Over the years, Scott has learned many important lessons on what it takes to be a leader. He suggests, “First, realize that you cannot do everything yourself. You need to surround yourself with the best team you can and then do everything you can to get out of their way.” Teamwork is more paramount in the construction industry than in other sectors. Therefore, Scott’s idea is to hire the best team and take every possible measure to help them get better.
Sharing an anecdote about his initial days in the company, Scott says, “When I first got to Friede, I used to go out and work as a laborer on our jobs, helping place concrete or help with demolition or basic carpentry. After a few minutes, when the guys realized I was there to work, it was amazing to see how they let down their guard and talked about ways we could improve as a company and about things they didn’t like or understand about their jobs or processes.” Therefore, Scott asserts that getting out of the office and talking to employees on the job sites is essential.
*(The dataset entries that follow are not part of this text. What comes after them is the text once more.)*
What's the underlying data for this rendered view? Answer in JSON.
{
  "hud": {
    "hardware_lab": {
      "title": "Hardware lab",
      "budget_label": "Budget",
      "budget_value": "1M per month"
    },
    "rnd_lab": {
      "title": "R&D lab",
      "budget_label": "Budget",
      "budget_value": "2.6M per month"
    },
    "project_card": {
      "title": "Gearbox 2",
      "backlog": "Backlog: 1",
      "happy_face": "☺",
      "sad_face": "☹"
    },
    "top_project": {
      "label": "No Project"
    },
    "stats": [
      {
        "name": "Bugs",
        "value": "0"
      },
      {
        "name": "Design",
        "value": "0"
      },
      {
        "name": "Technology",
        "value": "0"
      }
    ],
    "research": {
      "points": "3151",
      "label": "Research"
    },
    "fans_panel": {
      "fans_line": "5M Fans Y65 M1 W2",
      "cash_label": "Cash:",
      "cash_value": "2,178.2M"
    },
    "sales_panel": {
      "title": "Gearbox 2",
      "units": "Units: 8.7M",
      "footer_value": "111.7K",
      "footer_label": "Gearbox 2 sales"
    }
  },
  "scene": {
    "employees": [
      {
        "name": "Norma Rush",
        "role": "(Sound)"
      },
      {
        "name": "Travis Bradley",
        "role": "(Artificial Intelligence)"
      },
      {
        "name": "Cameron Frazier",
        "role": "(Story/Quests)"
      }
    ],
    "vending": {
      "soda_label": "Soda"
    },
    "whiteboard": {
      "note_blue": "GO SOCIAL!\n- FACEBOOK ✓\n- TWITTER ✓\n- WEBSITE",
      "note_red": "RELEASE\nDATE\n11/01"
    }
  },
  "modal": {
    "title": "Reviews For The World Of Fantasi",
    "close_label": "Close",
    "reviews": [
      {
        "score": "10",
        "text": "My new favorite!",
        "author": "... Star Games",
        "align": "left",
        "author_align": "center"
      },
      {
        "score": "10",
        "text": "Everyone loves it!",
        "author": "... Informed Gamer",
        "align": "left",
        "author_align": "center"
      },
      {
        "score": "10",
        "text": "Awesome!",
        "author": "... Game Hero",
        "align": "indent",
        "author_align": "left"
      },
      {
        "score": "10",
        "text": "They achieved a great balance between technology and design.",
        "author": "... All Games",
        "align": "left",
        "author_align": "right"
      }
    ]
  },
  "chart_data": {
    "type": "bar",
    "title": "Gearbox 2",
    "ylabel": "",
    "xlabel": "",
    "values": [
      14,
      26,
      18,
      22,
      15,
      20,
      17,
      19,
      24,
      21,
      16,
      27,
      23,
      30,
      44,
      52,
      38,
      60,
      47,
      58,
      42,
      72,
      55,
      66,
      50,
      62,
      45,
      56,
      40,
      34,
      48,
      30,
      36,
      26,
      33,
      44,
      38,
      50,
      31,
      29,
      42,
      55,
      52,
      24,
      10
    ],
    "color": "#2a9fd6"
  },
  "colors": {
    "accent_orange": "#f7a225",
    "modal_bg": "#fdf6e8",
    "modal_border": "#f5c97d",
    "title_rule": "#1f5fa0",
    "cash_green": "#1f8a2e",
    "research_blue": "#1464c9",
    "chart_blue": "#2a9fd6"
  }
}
Scott recommends young leaders never stop the learning process and continue to strive for growth opportunities. In today’s marketplace, someone is always doing it better, faster, or more economically. Hence, one must never get caught thinking they are the smartest in the room. And if so, find a different room. Lastly, Scott asks the leaders to never be afraid of knowledge sharing with industry peers. A healthy exchange of thoughts and experiences benefits everyone. This also increases possible collaborations and helps build a community network. To this end, Scott was also involved in the creation of the Construction Leadership Network, an international group of contractors that meet annually to share best practices and to support others in the industry. Scott’s a regular presenter at these conferences on topics ranging from sales training, to working with realtors & developers to creating a positive work culture…truly a man who walks the walk when it comes to helping others in the construction industry.
For More Info: https://www.friede.com/